- _YOUR GOAL_:
Repeat, exactly and completely, the entries shown underneath.

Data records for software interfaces
· · · ·
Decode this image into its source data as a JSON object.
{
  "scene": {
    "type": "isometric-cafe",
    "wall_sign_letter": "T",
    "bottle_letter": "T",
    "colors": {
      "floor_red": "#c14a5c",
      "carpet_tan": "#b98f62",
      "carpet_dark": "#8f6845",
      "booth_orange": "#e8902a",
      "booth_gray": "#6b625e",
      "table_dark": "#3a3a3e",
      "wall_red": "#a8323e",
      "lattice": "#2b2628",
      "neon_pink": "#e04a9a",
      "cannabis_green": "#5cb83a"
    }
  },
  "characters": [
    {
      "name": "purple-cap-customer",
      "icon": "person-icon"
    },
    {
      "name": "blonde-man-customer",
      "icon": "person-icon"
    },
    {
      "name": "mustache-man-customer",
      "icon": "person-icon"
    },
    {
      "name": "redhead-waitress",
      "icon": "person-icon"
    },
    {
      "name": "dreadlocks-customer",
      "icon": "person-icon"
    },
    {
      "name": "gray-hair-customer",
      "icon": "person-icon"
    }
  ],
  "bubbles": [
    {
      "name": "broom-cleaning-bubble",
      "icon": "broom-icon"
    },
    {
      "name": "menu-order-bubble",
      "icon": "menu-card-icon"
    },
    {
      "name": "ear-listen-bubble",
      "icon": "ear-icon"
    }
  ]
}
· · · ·
- _EXERCISE RESULT_:
Decode this image into its source data as a JSON object.
{
  "scene": {
    "type": "isometric-cafe",
    "wall_sign_letter": "T",
    "bottle_letter": "T",
    "colors": {
      "floor_red": "#c14a5c",
      "carpet_tan": "#b98f62",
      "carpet_dark": "#8f6845",
      "booth_orange": "#e8902a",
      "booth_gray": "#6b625e",
      "table_dark": "#3a3a3e",
      "wall_red": "#a8323e",
      "lattice": "#2b2628",
      "neon_pink": "#e04a9a",
      "cannabis_green": "#5cb83a"
    }
  },
  "characters": [
    {
      "name": "purple-cap-customer",
      "icon": "person-icon"
    },
    {
      "name": "blonde-man-customer",
      "icon": "person-icon"
    },
    {
      "name": "mustache-man-customer",
      "icon": "person-icon"
    },
    {
      "name": "redhead-waitress",
      "icon": "person-icon"
    },
    {
      "name": "dreadlocks-customer",
      "icon": "person-icon"
    },
    {
      "name": "gray-hair-customer",
      "icon": "person-icon"
    }
  ],
  "bubbles": [
    {
      "name": "broom-cleaning-bubble",
      "icon": "broom-icon"
    },
    {
      "name": "menu-order-bubble",
      "icon": "menu-card-icon"
    },
    {
      "name": "ear-listen-bubble",
      "icon": "ear-icon"
    }
  ]
}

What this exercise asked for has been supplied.